Up to nine dead puffins were discovered on  Zurriola beach in San Sebastian, northern Spain, last week while the council of Tenerife’s Centre for the Recovery of Wild Fauna confirmed as many as 140 had been found dead along its coast in the past few days.

Puffins spend most of their lives at sea, returning to land to form breeding colonies in March in April.

The Spanish Ornithological Society told The Herald Scotland that, of the puffins discovered on the Spanish coastline with leg rings, more had been ringed in Scotland than in other locations.

Of the four most recent dead puffin finds in the northern regions of Galicia and Asturias, three had been ringed in Sule Skerry, a remote islet 40 miles west of Orkney, and one in Garbh Eilean in the Shiant Islands, a small group in the Outer Hebrides, the society added.

Despite being one of the most comment seabirds in northern Europe, Puffin numbers have been declining for decades.

Puffins eat sand eels, which are also in decline (Getty Images)
Puffins eat sand eels, which are also in decline (Getty Images)

The number of sand eels has also been in decline in recent years. The Centre  for Ecology and Hydrology said in a 2017 report that  the number of sand eels in the diets of seabirds fell by 48 per cent between 1985 and 2014.

The decline coincided with an increase in the North Sea’s temperature by 0.037C per year since 1982.

The main threat to puffins is the changes in distribution and number of small fish, while ground predators introduced to breeding colonies and pollution are also serious hazards, the RSPB says.

The discovery of Scottish puffins washing up on the coast of Spain - more than a thousand miles away from their breeding habitat has bewildered experts.

“At this stage it’s hard to know exactly what is causing these unusual movements of birds outside their normal wintering locations and resulting in their deaths,” Dr Liz Humphreys, principal ecologist for seabirds at the British Trust for Ornithology, said.

“Avian influenza caused devastating losses at our breeding seabird colonies last year so it’s important to rule out that the virus isn’t causing changes in distribution or causing further birds to die.

“Other reasons could be storms or changes in oceanography that could be linked to climate change, but further research is urgently needed.”

The RSPB confirmed that similar incidents have occurred in the past but remain “not fully understood”, with the exact causes of this particular incident “not yet known”.

A spokesperson said the deaths in Spain - sometimes reffered to as ‘seabird wrecks’ - are often associated with bad weather.

“It is clear that this event coincides with storms in the area, “ the spokesperson added.

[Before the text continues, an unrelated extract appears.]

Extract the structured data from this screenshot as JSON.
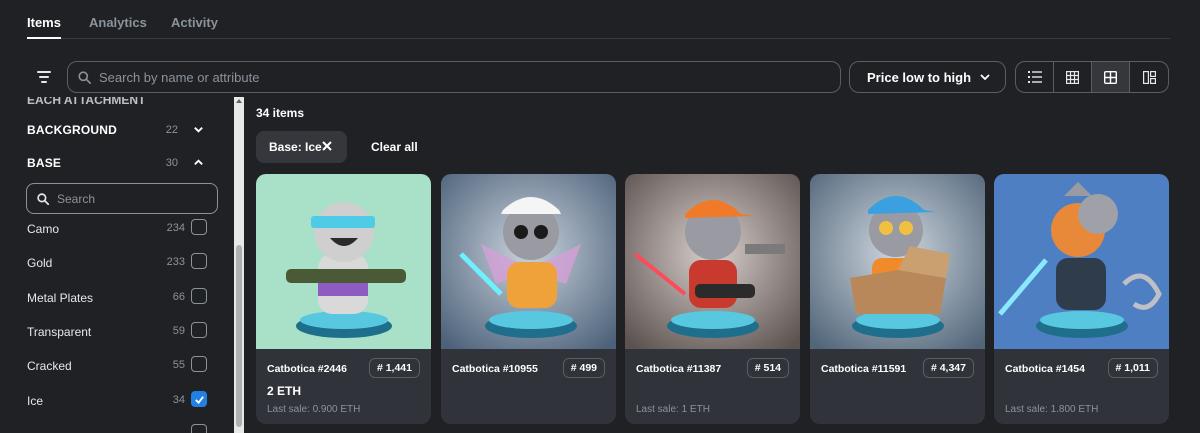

“However, seabirds can survive severe weather, and it appears that when birds are weakened by other factors – eg, difficulty in finding their prey fish – this can make them more vulnerable to storms.”